Sturmtruppen Firepower : The Artillery Luger

The Artillery Luger

The lP08 (Lange pistole 08) was formally adopted in 1913 to replace the Reichsrevolver for the field artillery. These were the German light artillery troops, who were specifically given a pistol caliber carbine to provide maximum firepower in a very compact package. They were made by the Erfurt Arsenal in 1914, and by DWM throughout the war, with a total of about 180,000 made.

 

What is most interesting to me is the evolution of the use of the “artillery Luger” throughout the course of World War One. Starting as simply a compact weapon for artillery, it was quickly recognized by aviators as an ideal weapon for aircraft before the mass introduction of aerial machine guns. The stock allowed more accurate fire, and the semiautomatic operation minimized the handling movements required to fire. More substantially, it was adopted by the German Sturmtruppen for maximizing the striking power of small and flexible units. It is for these men that the 32-round drum magazine was developed in 1916. This represents one of the very few formal military uses of a pistol-caliber semiautomatic carbine, as it was superseded by the advent of the submachine gun in 1918.

 

A few small batches were made in the 1920s and 1930s, but it would not see significant use in World War Two – leaving it a weapon specifically iconic to the Great War.

 

Credit to : Forgotten Weapons

Sturmtruppen Firepower : The Artillery Luger

The Artillery Luger

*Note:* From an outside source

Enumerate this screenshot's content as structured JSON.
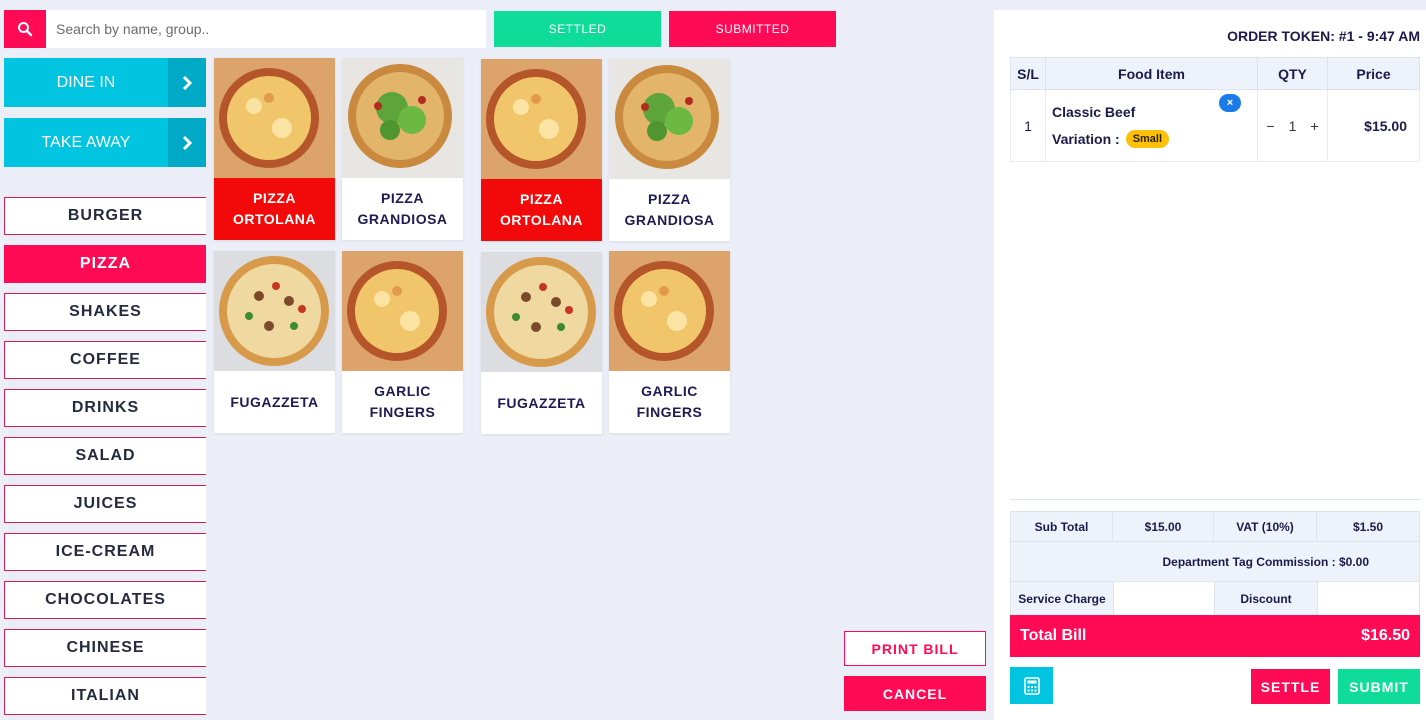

The lP08 (Lange pistole 08) was formally adopted in 1913 to replace the Reichsrevolver for the field artillery. These were the German light artillery troops, who were specifically given a pistol caliber carbine to provide maximum firepower in a very compact package. They were made by the Erfurt Arsenal in 1914, and by DWM throughout the war, with a total of about 180,000 made.

 

What is most interesting to me is the evolution of the use of the “artillery Luger” throughout the course of World War One. Starting as simply a compact weapon for artillery, it was quickly recognized by aviators as an ideal weapon for aircraft before the mass introduction of aerial machine guns. The stock allowed more accurate fire, and the semiautomatic operation minimized the handling movements required to fire. More substantially, it was adopted by the German Sturmtruppen for maximizing the striking power of small and flexible units. It is for these men that the 32-round drum magazine was developed in 1916. This represents one of the very few formal military uses of a pistol-caliber semiautomatic carbine, as it was superseded by the advent of the submachine gun in 1918.

 

A few small batches were made in the 1920s and 1930s, but it would not see significant use in World War Two – leaving it a weapon specifically iconic to the Great War.

 

Credit to : Forgotten Weapons